PROBLEM TO WORK ON >> Would you copy all lines in the data that contain the word "excerpt"?

Top of DATA RECORDS

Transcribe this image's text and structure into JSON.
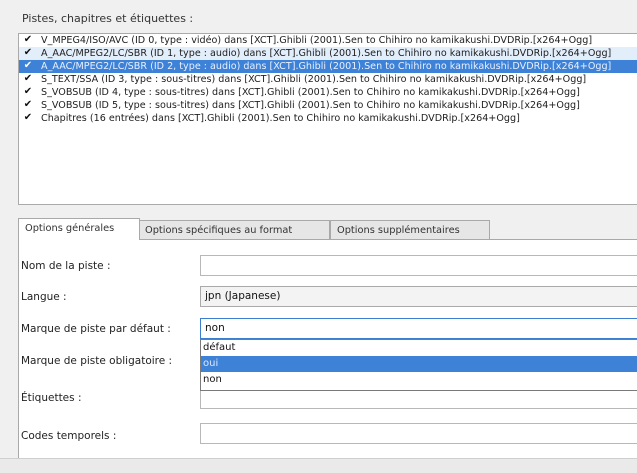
{
  "section_title": "Pistes, chapitres et étiquettes :",
  "tracks": [
    {
      "checked": true,
      "text": "V_MPEG4/ISO/AVC (ID 0, type : vidéo) dans [XCT].Ghibli (2001).Sen to Chihiro no kamikakushi.DVDRip.[x264+Ogg]",
      "state": "normal"
    },
    {
      "checked": true,
      "text": "A_AAC/MPEG2/LC/SBR (ID 1, type : audio) dans [XCT].Ghibli (2001).Sen to Chihiro no kamikakushi.DVDRip.[x264+Ogg]",
      "state": "hovered"
    },
    {
      "checked": true,
      "text": "A_AAC/MPEG2/LC/SBR (ID 2, type : audio) dans [XCT].Ghibli (2001).Sen to Chihiro no kamikakushi.DVDRip.[x264+Ogg]",
      "state": "selected"
    },
    {
      "checked": true,
      "text": "S_TEXT/SSA (ID 3, type : sous-titres) dans [XCT].Ghibli (2001).Sen to Chihiro no kamikakushi.DVDRip.[x264+Ogg]",
      "state": "normal"
    },
    {
      "checked": true,
      "text": "S_VOBSUB (ID 4, type : sous-titres) dans [XCT].Ghibli (2001).Sen to Chihiro no kamikakushi.DVDRip.[x264+Ogg]",
      "state": "normal"
    },
    {
      "checked": true,
      "text": "S_VOBSUB (ID 5, type : sous-titres) dans [XCT].Ghibli (2001).Sen to Chihiro no kamikakushi.DVDRip.[x264+Ogg]",
      "state": "normal"
    },
    {
      "checked": true,
      "text": "Chapitres (16 entrées) dans [XCT].Ghibli (2001).Sen to Chihiro no kamikakushi.DVDRip.[x264+Ogg]",
      "state": "normal"
    }
  ],
  "tabs": [
    {
      "label": "Options générales",
      "active": true
    },
    {
      "label": "Options spécifiques au format",
      "active": false
    },
    {
      "label": "Options supplémentaires",
      "active": false
    }
  ],
  "fields": {
    "track_name": {
      "label": "Nom de la piste :",
      "value": ""
    },
    "language": {
      "label": "Langue :",
      "value": "jpn (Japanese)"
    },
    "default_flag": {
      "label": "Marque de piste par défaut :",
      "value": "non"
    },
    "forced_flag": {
      "label": "Marque de piste obligatoire :",
      "value": ""
    },
    "tags": {
      "label": "Étiquettes :",
      "value": ""
    },
    "timecodes": {
      "label": "Codes temporels :",
      "value": ""
    }
  },
  "dropdown_options": [
    {
      "label": "défaut",
      "highlighted": false
    },
    {
      "label": "oui",
      "highlighted": true
    },
    {
      "label": "non",
      "highlighted": false
    }
  ],
  "check_mark": "✔"
}
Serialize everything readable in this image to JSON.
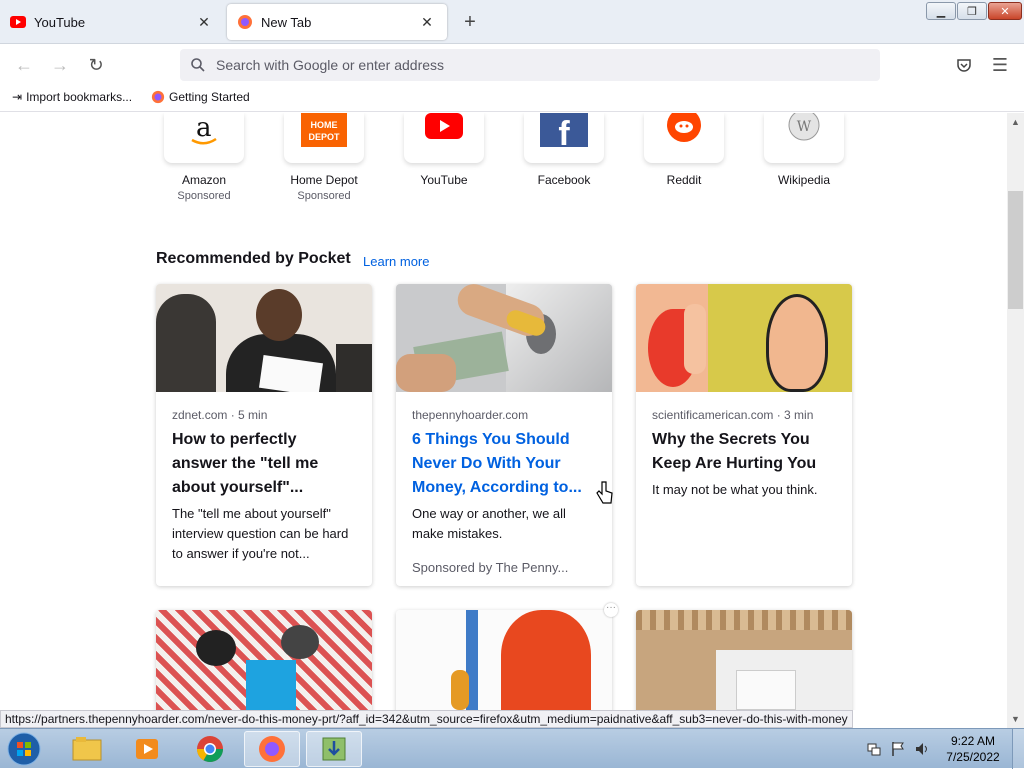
{
  "tabs": [
    {
      "label": "YouTube",
      "icon": "youtube-icon"
    },
    {
      "label": "New Tab",
      "icon": "firefox-icon"
    }
  ],
  "window_controls": {
    "minimize": "minimize-icon",
    "maximize": "restore-icon",
    "close": "close-icon"
  },
  "nav": {
    "search_placeholder": "Search with Google or enter address"
  },
  "bookmarks": [
    {
      "label": "Import bookmarks...",
      "icon": "import-icon"
    },
    {
      "label": "Getting Started",
      "icon": "firefox-icon"
    }
  ],
  "top_sites": [
    {
      "name": "Amazon",
      "sponsor": "Sponsored"
    },
    {
      "name": "Home Depot",
      "sponsor": "Sponsored"
    },
    {
      "name": "YouTube",
      "sponsor": ""
    },
    {
      "name": "Facebook",
      "sponsor": ""
    },
    {
      "name": "Reddit",
      "sponsor": ""
    },
    {
      "name": "Wikipedia",
      "sponsor": ""
    }
  ],
  "pocket": {
    "heading": "Recommended by Pocket",
    "learn_more": "Learn more",
    "cards": [
      {
        "source": "zdnet.com · 5 min",
        "title": "How to perfectly answer the \"tell me about yourself\"...",
        "excerpt": "The \"tell me about yourself\" interview question can be hard to answer if you're not...",
        "sponsored": ""
      },
      {
        "source": "thepennyhoarder.com",
        "title": "6 Things You Should Never Do With Your Money, According to...",
        "excerpt": "One way or another, we all make mistakes.",
        "sponsored": "Sponsored by The Penny..."
      },
      {
        "source": "scientificamerican.com · 3 min",
        "title": "Why the Secrets You Keep Are Hurting You",
        "excerpt": "It may not be what you think.",
        "sponsored": ""
      }
    ]
  },
  "status_url": "https://partners.thepennyhoarder.com/never-do-this-money-prt/?aff_id=342&utm_source=firefox&utm_medium=paidnative&aff_sub3=never-do-this-with-money",
  "taskbar": {
    "apps": [
      "file-explorer-icon",
      "media-player-icon",
      "chrome-icon",
      "firefox-icon",
      "downloader-icon"
    ],
    "time": "9:22 AM",
    "date": "7/25/2022"
  },
  "colors": {
    "accent": "#0061e0",
    "youtube": "#ff0000",
    "facebook": "#1877f2",
    "reddit": "#ff4500"
  }
}
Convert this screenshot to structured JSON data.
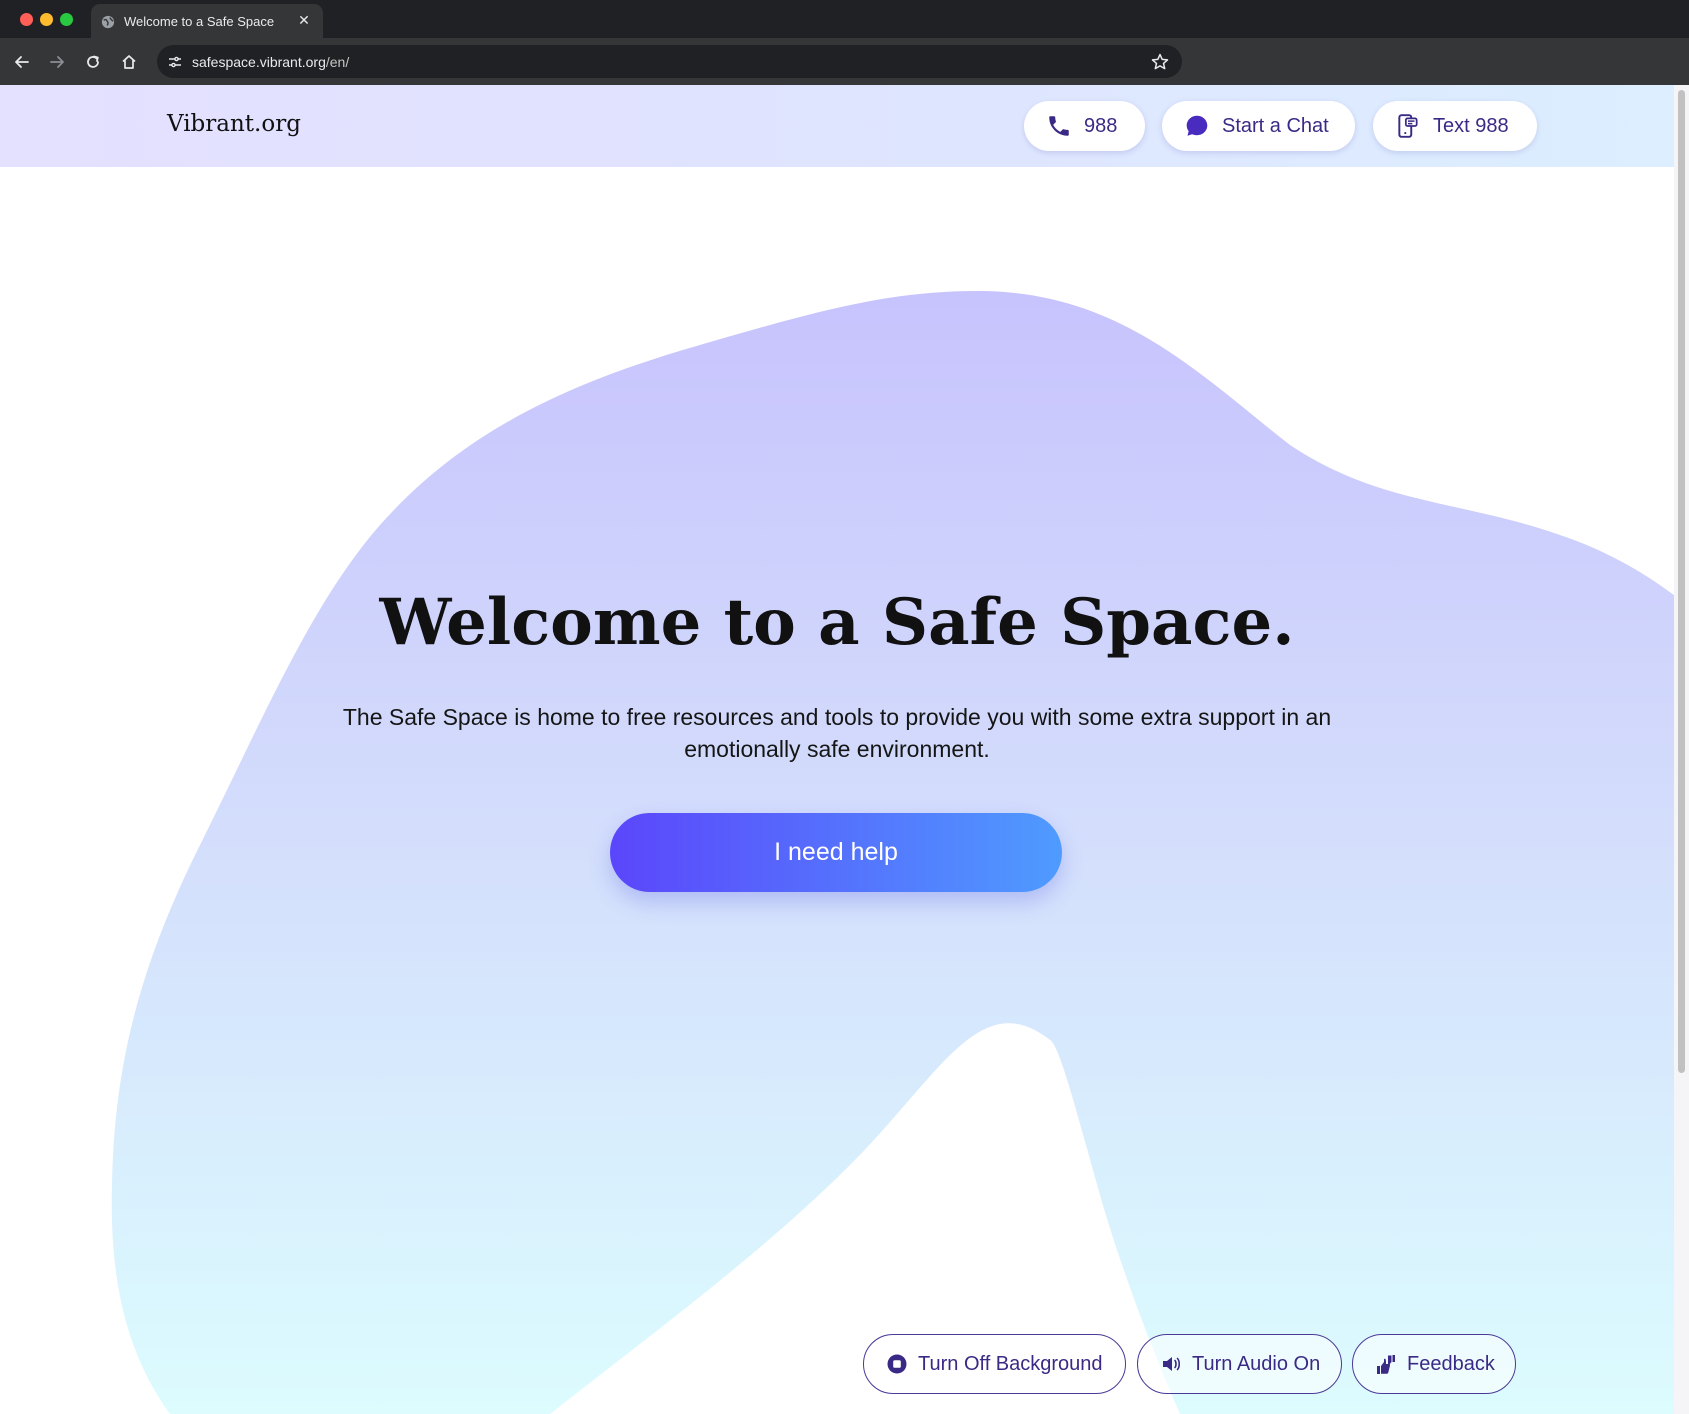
{
  "browser": {
    "tab_title": "Welcome to a Safe Space",
    "url_domain": "safespace.vibrant.org",
    "url_path": "/en/"
  },
  "header": {
    "logo": "Vibrant.org",
    "call_label": "988",
    "chat_label": "Start a Chat",
    "text_label": "Text 988"
  },
  "hero": {
    "title": "Welcome to a Safe Space.",
    "subtitle": "The Safe Space is home to free resources and tools to provide you with some extra support in an emotionally safe environment.",
    "cta_label": "I need help"
  },
  "footer_controls": {
    "background_label": "Turn Off Background",
    "audio_label": "Turn Audio On",
    "feedback_label": "Feedback"
  },
  "colors": {
    "accent_dark": "#3b2a85",
    "cta_start": "#5b46fb",
    "cta_end": "#4f9bff",
    "blob_top": "#c7c3fd",
    "blob_bottom": "#dcfcfe"
  },
  "icons": {
    "call": "phone-icon",
    "chat": "chat-bubble-icon",
    "text": "mobile-message-icon",
    "background": "stop-icon",
    "audio": "speaker-icon",
    "feedback": "thumbs-up-down-icon"
  }
}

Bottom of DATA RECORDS

RESPONSE AREA >>
        "excerpt": "The \"tell me about yourself\" interview question can be hard to answer if you're not...",
        "excerpt": "One way or another, we all make mistakes.",
        "excerpt": "It may not be what you think.",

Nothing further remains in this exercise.